A Mississauga family is giving a heartfelt thank you to Peel first responders who jumped into action to save their drowning son’s life earlier this year.
It’s a story that the boy’s father, Rameen Danish, says is a reminder of just how lucky his family is to be in Canada — and of the life-saving work first responders do every day.
“Definitely God was there for him but if it wasn’t for the paramedics, the police, the fire, the doctors, he would not have made it,” Danish told CBC News, recalling what happened on May 22.
Danish had been at work when he got a phone call from his sister, telling him to come home as soon as possible.
‘There were so many questions’
“Arman has drowned,” he recalls her telling him. The three-year-old boy had been by the pool with his grandfather, and fell in when his grandfather had gone to the bathroom.
He was under the water for about three minutes before surfacing. His grandfather found him face-down, pulled him out and tried to get him breathing, while Danish’s sister called 911.
Danish himself rushed out of the office without saying goodbye to anyone. The 10-minute drive home felt like 10 years, he said. When he got there, police and paramedics were already racing away. Danish knew it was for Arman.
He feared the worst. “I was really scared … There were so many questions.”
When he got to the hospital, he says, 10 or 12 medical staff were working on the boy. Police officers were bringing Danish and his wife water, keeping them calm.
“They were really like our family,” Danish recalled.
‘He was fighting for his life’
For 16 hours, Danish waited, watched as his little boy breathed through tubes, and feared the worst. “I was basically preparing for a funeral,” he remembered.
His wife too was beside herself, reading from the Qur’an and praying for a miracle. At one point an officer suggested she take a moment to go have some water and use the bathroom.
As he stood in the room alone with his son, Danish’s mind travelled back to the day before, when Arman was happily playing in the park.
“You just want the moment to go back to what it was. You have all these memories and in a split second you see him in a different situation … I knew he was fighting for his life.”
Just then, he says, he saw his boy’s heart rate jump back to normal. Unsure what to make of it, he snapped a photo and called for a nurse.
When the nurses arrived, he says, they couldn’t believe it either. Arman’s condition seemed to suddenly be improving. A few minutes later, his eyes opened and he called for his father.

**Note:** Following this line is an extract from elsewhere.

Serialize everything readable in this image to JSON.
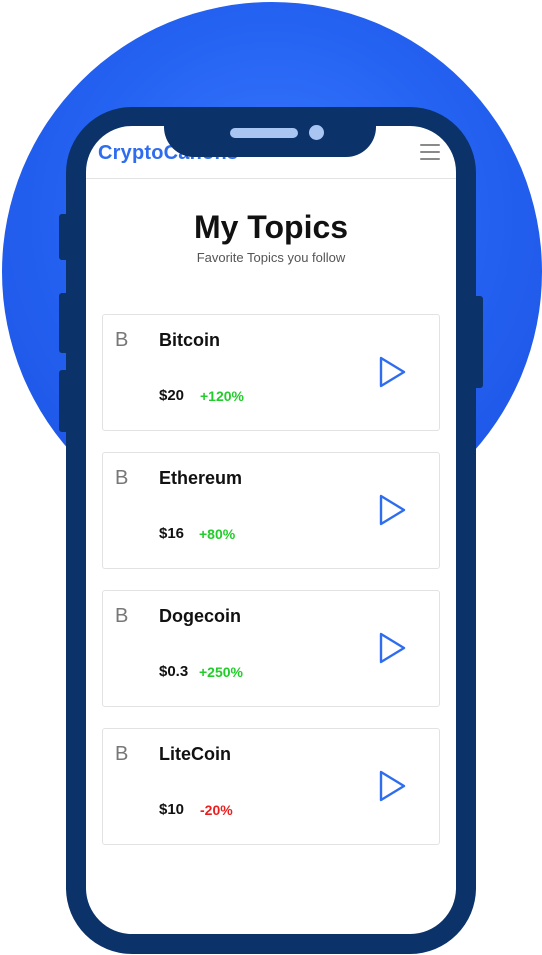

The next day, they were out of the hospital, Arman walking and talking “as if nothing happened,” his father said.
‘We’re very lucky’
It’s the kind of care Danish says he could have never dreamed of when he was growing up in Afghanistan. In fact, at just nine years old, Danish himself went through a traumatic situation, where the outcome could have easily been very different than what it was for his son.
An explosion sent him falling three stories to the ground, shattering parts of his legs. Metal plates still hold the bones together.
But Danish says in Afghanistan, you not only have to worry about getting the care you need, but if you can afford it.
“Whether you’re going to make it to a hospital, it’s a question. Do you have the money to pay for it? It’s a question. Can you actually get there?”
They’re questions Danish says he never has to think about in Canada.
“We’re very lucky… You can’t take stuff like that for granted,” he said.
When it was all over, Danish made a point of making sure the first responders knew what it all meant to him and his family.
“I told them, you guys have really won our hearts … I think we need to praise them. We really need to give them credit for that,” he said.
He also says he plans to make sure Arman knows about the men and women who saved his life that day, and how lucky he is. And he hopes one day his son grow to do something as heroic as they do every day.
“I want him to know what happened to him. God was on his side but other people were involved in saving his life.”
And as for that line between life and death, he says, what happened to his son is a reminder of just how thin it really is.
“As thin as one hair,” he said.